FSAI Issued a Total of 107 Food Alerts and Food Allergen Alerts in 2019

FSAI Issued a Total of 107 Food Alerts and Food Allergen Alerts in 2019

The Food Safety Authority of Ireland (FSAI) today published the number and breakdown of food alerts and food allergen alerts issued in 2019. Last year, 55 food alerts and 52 food allergen alerts were issued, as compared to 56 and 46, respectively in 2018. Food alerts are notifications issued by the FSAI relating to an identified hazard i.e. a biological, chemical or physical agent in, or condition of, food/food contact materials with the potential to cause an adverse health effect. Food allergen alerts are issued by the FSAI regarding the possible risk to consumers who have a food allergies or intolerance to a particular food or food ingredient.

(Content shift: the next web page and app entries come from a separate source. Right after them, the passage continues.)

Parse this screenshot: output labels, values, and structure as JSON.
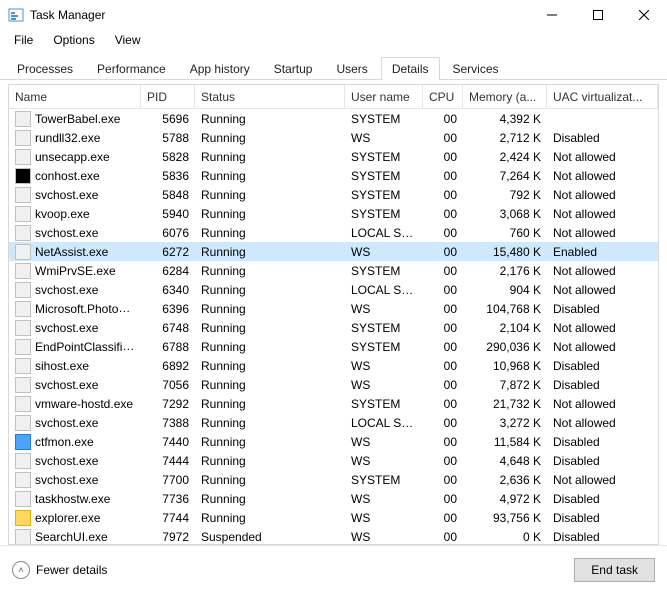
{
  "window": {
    "title": "Task Manager"
  },
  "menu": {
    "file": "File",
    "options": "Options",
    "view": "View"
  },
  "tabs": {
    "processes": "Processes",
    "performance": "Performance",
    "app_history": "App history",
    "startup": "Startup",
    "users": "Users",
    "details": "Details",
    "services": "Services"
  },
  "columns": {
    "name": "Name",
    "pid": "PID",
    "status": "Status",
    "user": "User name",
    "cpu": "CPU",
    "memory": "Memory (a...",
    "uac": "UAC virtualizat..."
  },
  "rows": [
    {
      "icon": "app",
      "name": "TowerBabel.exe",
      "pid": "5696",
      "status": "Running",
      "user": "SYSTEM",
      "cpu": "00",
      "mem": "4,392 K",
      "uac": ""
    },
    {
      "icon": "app",
      "name": "rundll32.exe",
      "pid": "5788",
      "status": "Running",
      "user": "WS",
      "cpu": "00",
      "mem": "2,712 K",
      "uac": "Disabled"
    },
    {
      "icon": "app",
      "name": "unsecapp.exe",
      "pid": "5828",
      "status": "Running",
      "user": "SYSTEM",
      "cpu": "00",
      "mem": "2,424 K",
      "uac": "Not allowed"
    },
    {
      "icon": "console",
      "name": "conhost.exe",
      "pid": "5836",
      "status": "Running",
      "user": "SYSTEM",
      "cpu": "00",
      "mem": "7,264 K",
      "uac": "Not allowed"
    },
    {
      "icon": "app",
      "name": "svchost.exe",
      "pid": "5848",
      "status": "Running",
      "user": "SYSTEM",
      "cpu": "00",
      "mem": "792 K",
      "uac": "Not allowed"
    },
    {
      "icon": "app",
      "name": "kvoop.exe",
      "pid": "5940",
      "status": "Running",
      "user": "SYSTEM",
      "cpu": "00",
      "mem": "3,068 K",
      "uac": "Not allowed"
    },
    {
      "icon": "app",
      "name": "svchost.exe",
      "pid": "6076",
      "status": "Running",
      "user": "LOCAL SE...",
      "cpu": "00",
      "mem": "760 K",
      "uac": "Not allowed"
    },
    {
      "icon": "app",
      "name": "NetAssist.exe",
      "pid": "6272",
      "status": "Running",
      "user": "WS",
      "cpu": "00",
      "mem": "15,480 K",
      "uac": "Enabled",
      "selected": true
    },
    {
      "icon": "app",
      "name": "WmiPrvSE.exe",
      "pid": "6284",
      "status": "Running",
      "user": "SYSTEM",
      "cpu": "00",
      "mem": "2,176 K",
      "uac": "Not allowed"
    },
    {
      "icon": "app",
      "name": "svchost.exe",
      "pid": "6340",
      "status": "Running",
      "user": "LOCAL SE...",
      "cpu": "00",
      "mem": "904 K",
      "uac": "Not allowed"
    },
    {
      "icon": "app",
      "name": "Microsoft.Photos.exe",
      "pid": "6396",
      "status": "Running",
      "user": "WS",
      "cpu": "00",
      "mem": "104,768 K",
      "uac": "Disabled"
    },
    {
      "icon": "app",
      "name": "svchost.exe",
      "pid": "6748",
      "status": "Running",
      "user": "SYSTEM",
      "cpu": "00",
      "mem": "2,104 K",
      "uac": "Not allowed"
    },
    {
      "icon": "app",
      "name": "EndPointClassifier.exe",
      "pid": "6788",
      "status": "Running",
      "user": "SYSTEM",
      "cpu": "00",
      "mem": "290,036 K",
      "uac": "Not allowed"
    },
    {
      "icon": "app",
      "name": "sihost.exe",
      "pid": "6892",
      "status": "Running",
      "user": "WS",
      "cpu": "00",
      "mem": "10,968 K",
      "uac": "Disabled"
    },
    {
      "icon": "app",
      "name": "svchost.exe",
      "pid": "7056",
      "status": "Running",
      "user": "WS",
      "cpu": "00",
      "mem": "7,872 K",
      "uac": "Disabled"
    },
    {
      "icon": "app",
      "name": "vmware-hostd.exe",
      "pid": "7292",
      "status": "Running",
      "user": "SYSTEM",
      "cpu": "00",
      "mem": "21,732 K",
      "uac": "Not allowed"
    },
    {
      "icon": "app",
      "name": "svchost.exe",
      "pid": "7388",
      "status": "Running",
      "user": "LOCAL SE...",
      "cpu": "00",
      "mem": "3,272 K",
      "uac": "Not allowed"
    },
    {
      "icon": "blue",
      "name": "ctfmon.exe",
      "pid": "7440",
      "status": "Running",
      "user": "WS",
      "cpu": "00",
      "mem": "11,584 K",
      "uac": "Disabled"
    },
    {
      "icon": "app",
      "name": "svchost.exe",
      "pid": "7444",
      "status": "Running",
      "user": "WS",
      "cpu": "00",
      "mem": "4,648 K",
      "uac": "Disabled"
    },
    {
      "icon": "app",
      "name": "svchost.exe",
      "pid": "7700",
      "status": "Running",
      "user": "SYSTEM",
      "cpu": "00",
      "mem": "2,636 K",
      "uac": "Not allowed"
    },
    {
      "icon": "app",
      "name": "taskhostw.exe",
      "pid": "7736",
      "status": "Running",
      "user": "WS",
      "cpu": "00",
      "mem": "4,972 K",
      "uac": "Disabled"
    },
    {
      "icon": "yellow",
      "name": "explorer.exe",
      "pid": "7744",
      "status": "Running",
      "user": "WS",
      "cpu": "00",
      "mem": "93,756 K",
      "uac": "Disabled"
    },
    {
      "icon": "app",
      "name": "SearchUI.exe",
      "pid": "7972",
      "status": "Suspended",
      "user": "WS",
      "cpu": "00",
      "mem": "0 K",
      "uac": "Disabled"
    }
  ],
  "footer": {
    "fewer": "Fewer details",
    "endtask": "End task"
  }
}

In 2019, the FSAI dealt with 679 food incidents, resulting in 107 food alerts and food allergen alerts issued as a consequence. These food incidents can lead to either a withdrawal of a certain product from food businesses or a recall from consumers.  Food incidents can arise for a number of reasons such as an inspection by a food inspector who identifies a food safety issue; a complaint from a consumer; the food business informing the FSAI that they have a problem with a certain food; a laboratory test result indicating the food is contaminated with a bug; or notifications on food safety issues from other Member States through the European Commission’s Rapid Alert Systems for Food and Feed (RASFF) network.

Food Alerts

In 2019, 55 food alerts were issued. The 55 food alerts were due to either product recalls or withdrawals from the Irish market for various reasons including: microbiological, chemical or foreign body contamination or mislabelling. Examples varied greatly from: the presence of plastic in meat products; metal pieces in prepared dishes; the detection of arsenic above safe levels in bottled drinking water; foods found to contain insects; the detection of Listeria monocytogenes in various products such as poultry, dairy and fruit; undeclared alcohol in a non-alcoholic beverage; and the mislabelling of dietetic foods and food supplements.

Food Allergen Alerts

In 2019, 52 food allergen alerts were issued. In the EU, there are 14 specified categories of allergens that must be labelled/declared and if these are not labelled/declared or are incorrect, then this may result in a food allergen alert being issued. In Ireland, milk, cereals, eggs and nuts were amongst the most common allergens incorrectly labelled/declared in 2019. Three in every 100 people in Ireland have a food allergy and the seriousness of these occurrences can result in the loss of life to an individual in its most extreme form.  It can also result in consumers requiring urgent medical treatment due to severe allergic reactions if they eat food containing the allergen.  In 2019, the main reasons for the food allergen alerts were the allergen was unknowingly incorporated in the product and, therefore, not listed in the ingredients; the ingredients list/label not in English; packing of a product in the wrong pack; or failure to highlight an allergen properly in the ingredients list.

According to Dr Pamela Byrne, Chief Executive, FSAI, consumers should be able to trust that the food they are eating is labelled correctly and free from foreign objects and undeclared ingredients. Equally important is to have confidence that food businesses will take appropriate speedy action to advise the authorities and consumers when things go wrong and ensure that unsafe product is removed from sale.

“Last year, the FSAI issued on average two alerts each week about food products which were unsafe and subject to withdrawal or recall. This service works seven days a week. We encourage food businesses to deal immediately with problems as they arise and put the protection of consumers first and foremost. The food alerts and food allergen alerts issued by the FSAI demonstrate the serious risks to consumers’ health that can arise from failure to follow the correct food safety procedures. I am pleased that more and more food businesses respond to such events by contacting the authorities and ensuring timely and speedy recalls and allowing us to alert consumers and the trade, when necessary.”